FDA Issues Four Guidance Documents with Aim to Modernize 510(k) Program
Posted September 17, 2019
The Food and Drug Administration's (FDA's) Center for Devices and Radiological Health (CDRH) has issued a final guidance document related to the Special 510(k) Program, along with three other final documents describing the Abbreviated 510(k) Program, Format for Traditional and Abbreviated 510(k)s, and the agency's Refuse to Accept Policy for 510(k)s
The four guidance documents "provide consistency, clarity and transparency to industry and the FDA and may conserve resources for both, while still protecting public health, and not altering the statutory criteria for substantial equivalence," according to the FDA, and are part of agency efforts in recent years to modernize the 510(k) premarket clearance process by shifting away from the longstanding practice of comparing new devices to previous iterations, called predicate devices. Previous guidance (i.e., The New 510(k) Paradigm: Alternate Approaches to Demonstrating Substantial Equivalence in Premarket Notifications) has been superseded by the Special 510(k) Program guidance and Abbreviated 510(k) Program guidance.
The Special 510(k) Program guidance describes "an optional pathway for certain well-defined device modifications where a manufacturer modifies its own legally marketed device, and design control procedures produce reliable results that can form, in addition to other 510(k) content requirements, the basis for substantial equivalence,” wrote the agency.
Previously, the program was limited to the review of changes that did not affect the device’s intended use or alter the device’s “fundamental scientific technology.” However, the Special 510(k) Program now focuses on “whether the method(s) to evaluate the change(s) are well-established, and whether the results can be sufficiently reviewed in a summary or risk analysis format.”
The Abbreviated 510(k) Program is another option manufacturers can use to demonstrate substantial equivalence. The voluntary program seeks to conserve agency and industry resources by relying on reports that summarize "the device description, the manufacturer’s device design requirements, risk management information, and a description of test methods used to address performance characteristics."
To facilitate alignment among 510(k) guidance, the FDA also updated two other documents: Format for Traditional and Abbreviated 510(k)s and Refuse to Accept Policy for 510(k)s.
The formatting guidance provides recommendations for each section of a Traditional or Abbreviated 510(k), such as the inclusion of a Medical Device User Fee Cover Sheet (Form FDA 3601), CDRH Premarket Review Submission Cover Sheet (FDA Form 3514), and financial certification and/or disclosure statements for investigators who participated in clinical studies.
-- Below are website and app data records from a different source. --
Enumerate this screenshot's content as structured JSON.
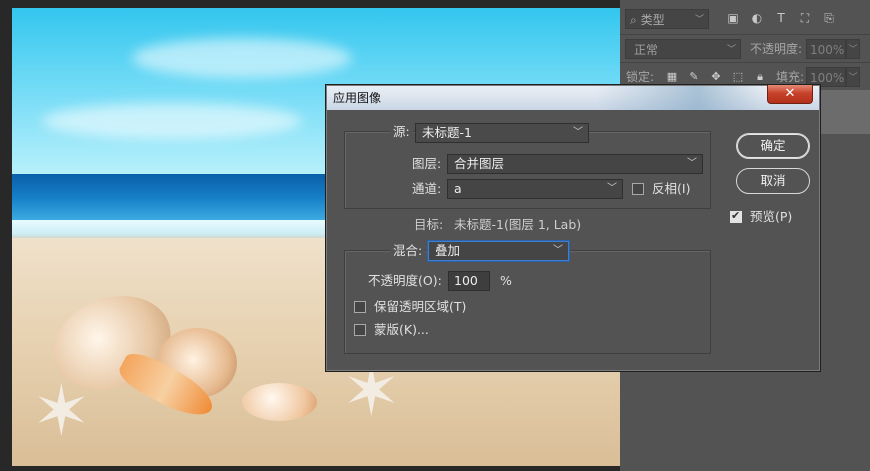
{
  "dialog": {
    "title": "应用图像",
    "close_glyph": "✕",
    "source_label": "源:",
    "source_value": "未标题-1",
    "layer_label": "图层:",
    "layer_value": "合并图层",
    "channel_label": "通道:",
    "channel_value": "a",
    "invert_label": "反相(I)",
    "invert_checked": false,
    "target_label": "目标:",
    "target_value": "未标题-1(图层 1, Lab)",
    "blending_label": "混合:",
    "blending_value": "叠加",
    "opacity_label": "不透明度(O):",
    "opacity_value": "100",
    "opacity_unit": "%",
    "preserve_transparency_label": "保留透明区域(T)",
    "preserve_transparency_checked": false,
    "mask_label": "蒙版(K)...",
    "mask_checked": false,
    "ok_label": "确定",
    "cancel_label": "取消",
    "preview_label": "预览(P)",
    "preview_checked": true
  },
  "layers_panel": {
    "kind_filter": "类型",
    "blend_mode": "正常",
    "opacity_label": "不透明度:",
    "opacity_value": "100%",
    "lock_label": "锁定:",
    "fill_label": "填充:",
    "fill_value": "100%"
  }
}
The Refuse to Accept (RTA) guidance details the "necessary elements and contents" that CDRH intends to use when determining whether a 510(k) submission can be accepted for substantive review, with the agency stating that it will "inform the submitter within the first 15 calendar days after receipt of the submission if the submission is administratively complete, or if not, to identify the missing element(s)." The guidance includes checklists to assist manufacturers in understanding the information sought by FDA review staff.
Recognizing "that both FDA and industry may need up to 60 days to operationalize the associated updates to the 510(k) RTA guidance" (i.e., until Nov. 13, 2019), the agency said that if a 510(k) is received during that time frame "and does not include all criteria necessary to meet a minimum threshold of acceptability as outlined in the updated RTA guidance, the FDA may decide not to refuse to accept."
The FDA plans to discuss these guidance documents during a webinar on Oct. 31.